The global campaign Take Back the Tech! started on November 25, the International Day for the Elimination of Violence Against Women. This year it is focused on developing actions that defend women's right to freedom and expression and information. Global Voices interviews Erika Smith, the Association of Progressive Communications Women's Networking Support Program communications coordinator.
Antimult studio published [RUS] an informative and entertaining cartoon on corruption in road construction in Russia. Together with usage of the old technologies, corruption causes 4 times higher price of roads than in Europe. Bad roads cost Russians 6-8 percent of GDP and 20 thousand deaths in car accidents every...

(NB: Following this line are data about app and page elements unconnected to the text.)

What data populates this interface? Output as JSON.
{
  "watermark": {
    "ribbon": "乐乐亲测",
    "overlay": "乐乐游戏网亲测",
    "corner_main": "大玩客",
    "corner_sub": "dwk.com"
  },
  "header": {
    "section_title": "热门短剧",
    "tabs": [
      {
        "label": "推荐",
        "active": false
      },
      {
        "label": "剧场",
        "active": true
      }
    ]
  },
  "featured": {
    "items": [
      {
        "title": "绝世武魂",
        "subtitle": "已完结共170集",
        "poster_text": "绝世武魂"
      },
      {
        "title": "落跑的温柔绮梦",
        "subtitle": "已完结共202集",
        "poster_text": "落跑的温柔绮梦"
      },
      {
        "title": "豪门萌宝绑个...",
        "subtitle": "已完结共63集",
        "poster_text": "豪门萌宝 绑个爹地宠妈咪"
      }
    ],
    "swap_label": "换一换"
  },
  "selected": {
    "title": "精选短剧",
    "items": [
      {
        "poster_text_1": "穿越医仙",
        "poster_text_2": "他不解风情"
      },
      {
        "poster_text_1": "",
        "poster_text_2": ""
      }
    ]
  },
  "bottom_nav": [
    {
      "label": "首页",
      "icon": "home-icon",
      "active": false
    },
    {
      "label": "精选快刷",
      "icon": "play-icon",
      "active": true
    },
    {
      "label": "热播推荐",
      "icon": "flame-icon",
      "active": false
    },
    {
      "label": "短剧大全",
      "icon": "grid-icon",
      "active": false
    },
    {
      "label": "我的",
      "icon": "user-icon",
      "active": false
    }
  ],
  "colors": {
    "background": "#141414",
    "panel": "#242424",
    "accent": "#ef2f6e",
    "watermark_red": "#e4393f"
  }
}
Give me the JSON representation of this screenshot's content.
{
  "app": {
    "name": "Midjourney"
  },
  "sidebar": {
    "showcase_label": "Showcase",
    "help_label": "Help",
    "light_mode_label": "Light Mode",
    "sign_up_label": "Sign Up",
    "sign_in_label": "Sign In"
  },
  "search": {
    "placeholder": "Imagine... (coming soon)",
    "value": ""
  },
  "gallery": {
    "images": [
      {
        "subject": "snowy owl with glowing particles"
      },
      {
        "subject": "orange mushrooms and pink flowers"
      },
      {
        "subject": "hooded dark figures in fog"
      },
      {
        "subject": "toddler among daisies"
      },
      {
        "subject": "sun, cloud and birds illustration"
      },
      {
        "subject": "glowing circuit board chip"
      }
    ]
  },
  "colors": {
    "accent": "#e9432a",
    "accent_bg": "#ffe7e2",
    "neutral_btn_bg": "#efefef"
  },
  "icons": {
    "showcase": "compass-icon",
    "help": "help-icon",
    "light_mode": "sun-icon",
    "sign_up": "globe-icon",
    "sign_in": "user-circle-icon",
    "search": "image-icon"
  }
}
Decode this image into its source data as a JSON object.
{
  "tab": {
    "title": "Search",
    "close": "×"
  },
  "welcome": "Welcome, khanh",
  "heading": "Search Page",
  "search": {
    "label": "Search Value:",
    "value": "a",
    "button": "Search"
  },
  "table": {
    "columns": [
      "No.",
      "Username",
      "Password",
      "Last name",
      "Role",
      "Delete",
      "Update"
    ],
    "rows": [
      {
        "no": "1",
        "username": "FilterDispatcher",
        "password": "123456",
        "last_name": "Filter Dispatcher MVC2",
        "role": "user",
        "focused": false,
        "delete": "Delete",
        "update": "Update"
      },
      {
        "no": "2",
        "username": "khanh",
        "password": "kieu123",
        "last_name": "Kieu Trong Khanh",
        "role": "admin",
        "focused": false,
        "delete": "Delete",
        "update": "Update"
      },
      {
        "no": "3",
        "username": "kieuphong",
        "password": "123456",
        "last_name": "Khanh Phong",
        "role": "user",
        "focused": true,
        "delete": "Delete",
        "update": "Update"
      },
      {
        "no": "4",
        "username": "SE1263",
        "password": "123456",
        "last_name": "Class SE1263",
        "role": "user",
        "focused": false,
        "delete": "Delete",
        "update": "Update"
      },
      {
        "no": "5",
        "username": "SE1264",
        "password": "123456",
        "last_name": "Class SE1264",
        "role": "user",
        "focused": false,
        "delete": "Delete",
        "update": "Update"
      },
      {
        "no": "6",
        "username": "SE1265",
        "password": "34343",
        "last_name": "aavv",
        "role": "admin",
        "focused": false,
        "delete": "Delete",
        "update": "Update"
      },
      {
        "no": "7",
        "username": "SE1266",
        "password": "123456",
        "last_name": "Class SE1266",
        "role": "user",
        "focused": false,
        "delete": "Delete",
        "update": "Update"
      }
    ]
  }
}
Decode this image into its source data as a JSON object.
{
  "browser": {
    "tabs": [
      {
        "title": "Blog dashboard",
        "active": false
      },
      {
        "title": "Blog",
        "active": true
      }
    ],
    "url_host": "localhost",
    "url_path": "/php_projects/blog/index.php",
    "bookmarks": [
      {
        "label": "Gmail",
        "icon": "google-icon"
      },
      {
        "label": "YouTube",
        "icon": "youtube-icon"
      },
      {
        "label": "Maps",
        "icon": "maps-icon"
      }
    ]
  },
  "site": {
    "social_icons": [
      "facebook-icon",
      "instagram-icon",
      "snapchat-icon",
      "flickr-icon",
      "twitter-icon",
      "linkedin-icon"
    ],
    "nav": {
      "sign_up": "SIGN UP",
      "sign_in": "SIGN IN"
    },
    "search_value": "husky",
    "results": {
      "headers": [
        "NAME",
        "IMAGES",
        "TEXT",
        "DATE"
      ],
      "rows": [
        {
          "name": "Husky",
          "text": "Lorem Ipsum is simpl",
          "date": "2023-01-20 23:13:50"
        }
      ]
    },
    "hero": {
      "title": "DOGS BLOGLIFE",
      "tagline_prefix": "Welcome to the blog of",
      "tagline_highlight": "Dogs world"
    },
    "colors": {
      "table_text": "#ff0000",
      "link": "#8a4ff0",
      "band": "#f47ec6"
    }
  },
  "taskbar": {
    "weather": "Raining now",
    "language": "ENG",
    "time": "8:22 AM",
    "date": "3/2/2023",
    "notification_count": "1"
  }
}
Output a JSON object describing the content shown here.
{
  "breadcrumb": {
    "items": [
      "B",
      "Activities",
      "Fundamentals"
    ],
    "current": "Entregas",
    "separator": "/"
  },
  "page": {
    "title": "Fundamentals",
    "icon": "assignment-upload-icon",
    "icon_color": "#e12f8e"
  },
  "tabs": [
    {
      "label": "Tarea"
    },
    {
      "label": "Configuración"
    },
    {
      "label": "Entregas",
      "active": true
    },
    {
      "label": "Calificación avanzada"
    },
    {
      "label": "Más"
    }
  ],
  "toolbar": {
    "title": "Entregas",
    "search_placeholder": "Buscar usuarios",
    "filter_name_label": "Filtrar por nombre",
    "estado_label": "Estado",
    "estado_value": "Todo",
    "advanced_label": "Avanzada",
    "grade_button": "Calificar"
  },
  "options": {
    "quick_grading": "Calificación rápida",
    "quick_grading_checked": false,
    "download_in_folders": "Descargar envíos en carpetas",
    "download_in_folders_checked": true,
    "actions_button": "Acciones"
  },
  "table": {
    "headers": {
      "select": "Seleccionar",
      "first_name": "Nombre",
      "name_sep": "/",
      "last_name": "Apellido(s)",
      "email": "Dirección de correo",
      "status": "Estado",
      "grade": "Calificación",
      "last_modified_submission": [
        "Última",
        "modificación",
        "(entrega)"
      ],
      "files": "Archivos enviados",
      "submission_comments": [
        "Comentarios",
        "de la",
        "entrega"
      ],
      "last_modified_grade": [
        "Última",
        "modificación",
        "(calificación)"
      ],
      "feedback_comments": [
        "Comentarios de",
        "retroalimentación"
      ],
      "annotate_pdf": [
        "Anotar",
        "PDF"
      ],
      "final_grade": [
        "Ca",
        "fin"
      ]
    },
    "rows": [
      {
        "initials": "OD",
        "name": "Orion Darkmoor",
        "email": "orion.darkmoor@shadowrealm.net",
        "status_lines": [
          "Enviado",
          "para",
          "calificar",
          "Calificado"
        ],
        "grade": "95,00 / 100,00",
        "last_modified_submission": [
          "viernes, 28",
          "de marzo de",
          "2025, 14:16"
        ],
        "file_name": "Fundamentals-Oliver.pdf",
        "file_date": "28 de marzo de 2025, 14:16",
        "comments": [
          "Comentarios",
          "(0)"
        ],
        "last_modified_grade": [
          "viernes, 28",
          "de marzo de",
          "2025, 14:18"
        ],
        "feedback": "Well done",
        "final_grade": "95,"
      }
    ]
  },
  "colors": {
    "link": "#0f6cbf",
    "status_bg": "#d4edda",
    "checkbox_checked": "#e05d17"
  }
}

Antônio Arles, from Arlesophia blog, reproduces [pt] the Letter from the Digital Culture Forum for internet freedom, created by many cyberactivists during the Digital Culture Forum that took place in São Paulo this month. The manifesto defends freedom in the internet and takes a stand against the censorship bills proposed...
Today, Haiti goes to the polls in an election that has been fraught with controversy and affected by the ongoing cholera epidemic. With the country's most popular political party being barred from contesting, some bloggers can't help but feel that today's process is really more of a “selection” than an election.
Young residents in the Complexo do Alemão favelas in Rio de Janeiro have begun using social and citizen media to chronicle the recent wave of violence spreading through the city. Seventeen-year-old aspiring journalist Rene Silva has set up a Twitter account, @vozdacomunidade (voice of the community) [pt], to monitor the police occupation of...
HAITI, Land of Freedom notes that several human rights groups have expressed concerns about the country's upcoming elections in the midst of the cholera epidemic.
Outgoing Brazilian president Luis Inácio Lula da Silva (Lula) was interviewed for the first time this week by a range of progressive bloggers, an event seen by many as a major step in the ongoing push for a more democratic media system in the country.
“When did we become so intolerant that we are unwilling to grant people the right of association?”: Abeni is calling for an end to the violence surrounding the lead-up to election day.
“We are surrounded by a repression that does not sign papers, show its face, or place a stamp next to each act which violates its own law”: Generation Y is waiting for answers.